Stages of Development Involve Stages of Care

While your child remains in school, he or she is, hopefully, in safe and comfortable surroundings, but what happens after high school? Your school, as well as organizations serving the disabled in general or supporting those with particular disabilities (such as muscular dystrophy or epilepsy) will be able to give you information about residential and vocational opportunities for your young adult child. During this transitional stage, a facilitator who focuses on such matters, may be helpful to you. 

Wiles Law Firm Can Assist You with Creating a Special Needs Trust

By the time your child is full-grown, you probably have a clear understanding of what type of care your child will require during his adult years. If you have planned your estate with a capable estate planning attorney like Tripp Wiles who well knows the complexities of special needs care, you may be able to settle your child in an independent apartment or house with a trustworthy caretaker. Wiles Law Firm will also be able to set your child up with a special needs trust that will enable her to maintain a low enough income (since the trust is not “owned” by its beneficiary) to qualify for government assistance. From this trust, the trustee will be able to pay not for your child’s sustenance (which the government benefits will provide), but for extras like restaurant meals, entertainment costs, and vacations. A special needs trust will be a way for you to ensure your child has the pleasant and fulfilling life you wish for him, both while you are alive and after you pass away.

Wiles Law Firm can also assist you in establishing a conservatorship and/or guardianship for your child. This means you will assign a person or entity you have complete faith in to take over responsibility for your adult child’s finances as conservator, or to care for her personal and healthcare needs as guardian, if you become incapacitated or die. In all cases, our competent attorneys will ensure that your loved one is cared for according to your wishes.
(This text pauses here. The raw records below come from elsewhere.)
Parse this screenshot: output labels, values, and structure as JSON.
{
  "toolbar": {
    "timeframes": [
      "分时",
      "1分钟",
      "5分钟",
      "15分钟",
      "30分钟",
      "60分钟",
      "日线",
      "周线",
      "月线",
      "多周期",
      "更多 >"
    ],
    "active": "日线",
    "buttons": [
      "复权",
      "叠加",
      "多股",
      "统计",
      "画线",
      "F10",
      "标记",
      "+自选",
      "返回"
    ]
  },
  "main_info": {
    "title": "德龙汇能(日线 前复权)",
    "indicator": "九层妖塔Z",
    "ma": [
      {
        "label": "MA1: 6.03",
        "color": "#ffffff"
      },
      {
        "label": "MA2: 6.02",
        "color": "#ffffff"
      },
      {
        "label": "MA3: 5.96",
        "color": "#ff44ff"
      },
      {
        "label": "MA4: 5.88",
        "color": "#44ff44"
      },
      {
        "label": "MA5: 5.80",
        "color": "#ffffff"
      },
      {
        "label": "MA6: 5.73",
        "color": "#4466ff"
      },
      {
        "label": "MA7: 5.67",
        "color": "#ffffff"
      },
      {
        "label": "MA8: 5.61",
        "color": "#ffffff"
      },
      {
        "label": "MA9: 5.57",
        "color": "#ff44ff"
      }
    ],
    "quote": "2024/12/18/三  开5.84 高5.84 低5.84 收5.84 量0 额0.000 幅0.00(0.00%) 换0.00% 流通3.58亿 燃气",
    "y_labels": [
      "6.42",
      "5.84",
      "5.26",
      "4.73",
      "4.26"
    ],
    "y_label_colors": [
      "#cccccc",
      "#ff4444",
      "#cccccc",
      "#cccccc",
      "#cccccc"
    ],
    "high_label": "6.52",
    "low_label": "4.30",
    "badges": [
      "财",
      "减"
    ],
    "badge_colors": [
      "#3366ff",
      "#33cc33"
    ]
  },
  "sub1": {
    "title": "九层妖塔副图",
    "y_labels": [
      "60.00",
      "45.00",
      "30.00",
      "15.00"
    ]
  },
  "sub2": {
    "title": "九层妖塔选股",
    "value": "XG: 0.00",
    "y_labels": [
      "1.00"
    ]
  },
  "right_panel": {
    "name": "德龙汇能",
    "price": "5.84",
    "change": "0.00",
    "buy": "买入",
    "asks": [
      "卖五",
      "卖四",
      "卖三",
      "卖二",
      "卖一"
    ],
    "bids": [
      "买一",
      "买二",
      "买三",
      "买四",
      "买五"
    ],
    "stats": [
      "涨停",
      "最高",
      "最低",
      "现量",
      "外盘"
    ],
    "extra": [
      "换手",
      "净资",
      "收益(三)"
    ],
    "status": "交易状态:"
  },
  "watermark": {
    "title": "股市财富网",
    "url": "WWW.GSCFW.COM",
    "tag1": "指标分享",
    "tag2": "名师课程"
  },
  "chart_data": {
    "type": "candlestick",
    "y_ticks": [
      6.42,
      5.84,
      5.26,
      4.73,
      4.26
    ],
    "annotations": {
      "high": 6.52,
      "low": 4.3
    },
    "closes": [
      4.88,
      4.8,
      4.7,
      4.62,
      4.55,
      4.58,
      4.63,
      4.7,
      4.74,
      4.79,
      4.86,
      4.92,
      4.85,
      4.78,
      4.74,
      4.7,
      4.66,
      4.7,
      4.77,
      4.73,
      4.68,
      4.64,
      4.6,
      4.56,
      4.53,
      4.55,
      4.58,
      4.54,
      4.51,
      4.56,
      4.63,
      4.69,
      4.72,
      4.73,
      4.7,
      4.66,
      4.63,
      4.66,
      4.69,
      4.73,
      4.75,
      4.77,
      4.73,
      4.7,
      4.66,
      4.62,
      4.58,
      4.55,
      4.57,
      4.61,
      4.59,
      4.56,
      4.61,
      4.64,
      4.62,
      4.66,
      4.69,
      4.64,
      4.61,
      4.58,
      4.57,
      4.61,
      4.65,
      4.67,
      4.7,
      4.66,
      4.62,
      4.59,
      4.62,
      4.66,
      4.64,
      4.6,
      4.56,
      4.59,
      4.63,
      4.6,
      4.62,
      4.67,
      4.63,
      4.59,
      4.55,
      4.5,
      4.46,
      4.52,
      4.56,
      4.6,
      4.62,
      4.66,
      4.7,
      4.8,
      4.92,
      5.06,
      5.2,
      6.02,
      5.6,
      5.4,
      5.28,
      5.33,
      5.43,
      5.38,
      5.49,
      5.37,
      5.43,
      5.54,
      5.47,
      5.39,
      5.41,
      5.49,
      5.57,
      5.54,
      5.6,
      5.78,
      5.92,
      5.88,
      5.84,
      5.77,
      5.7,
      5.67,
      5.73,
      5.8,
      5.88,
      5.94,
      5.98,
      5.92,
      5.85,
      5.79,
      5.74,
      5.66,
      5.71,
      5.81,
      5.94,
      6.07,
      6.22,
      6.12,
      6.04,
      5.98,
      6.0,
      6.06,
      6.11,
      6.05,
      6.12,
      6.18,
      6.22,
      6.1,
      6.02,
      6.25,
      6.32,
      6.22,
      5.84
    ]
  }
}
We will make certain that every document is well-drafted, carefully reviewed, and legally binding. Give us a call or connect with Wiles Law Firm through one of our website contact forms.

Wiles Law Firm, LLC helps clients with their estate planning needs in Charleston, South Carolina and the surrounding areas such as West Ashley, Summerville, North Charleston, Mount Pleasant, and John's Island.

Information on this website is not legal advice. Further, viewing of the enclosed information does not create an attorney-client relationship with Wiles Law Firm, LLC. Matters will be handled by attorneys who primarily practice out of our office in Charleston County located at 852 Lowcountry Blvd., Ste. 101, Mt. Pleasant, SC 29464. M. Emerson Wiles, III is the attorney responsible for this advertisement.

Any result Wiles Law Firm, LLC may achieve on behalf of one client in one particular matter does not necessarily indicate similar results can be obtained for other clients. Please contact a South Carolina estate planning attorney or one of our attorneys with Wiles Law Firm, LLC for a consultation regarding your unique estate plan.

© 2020 Wiles Law Firm, LLC | Disclaimer
852 Lowcountry Blvd., Suite 101, Mount Pleasant, SC 29464
| Phone: 843-718-0232

Wills & Trusts | Asset Protection | Irrevocable vs. Revocable Trusts | Community Property Trust | Stand-Alone Retirement Trusts | Family LLCs | Gift Trusts | Inheritor's Trusts | High Net-Worth Estate Planning | Special Needs Trusts | IRA Trusts | LLC Formation | Powers of Attorney | Guardianships | Conservatorships | Pet Trusts | Special Needs Planning | HIPAA Authorization | Trusts for Minors | Living Wills | Gun Trusts | Veterans Planning | Spousal Lifetime Access Trust (SLAT) | Estate Planning for Farmers | Wills vs Revocable Trusts | Beneficiary Rights | Wills v. Trusts | Probate & Trust Administration | Estate Planning | Incapacity Planning | Family Protection and Wealth Transfer | Advanced Estate Planning | | Resources | Contact Us | About Us | Practice Areas


Attorney Website Design by
Zola Creative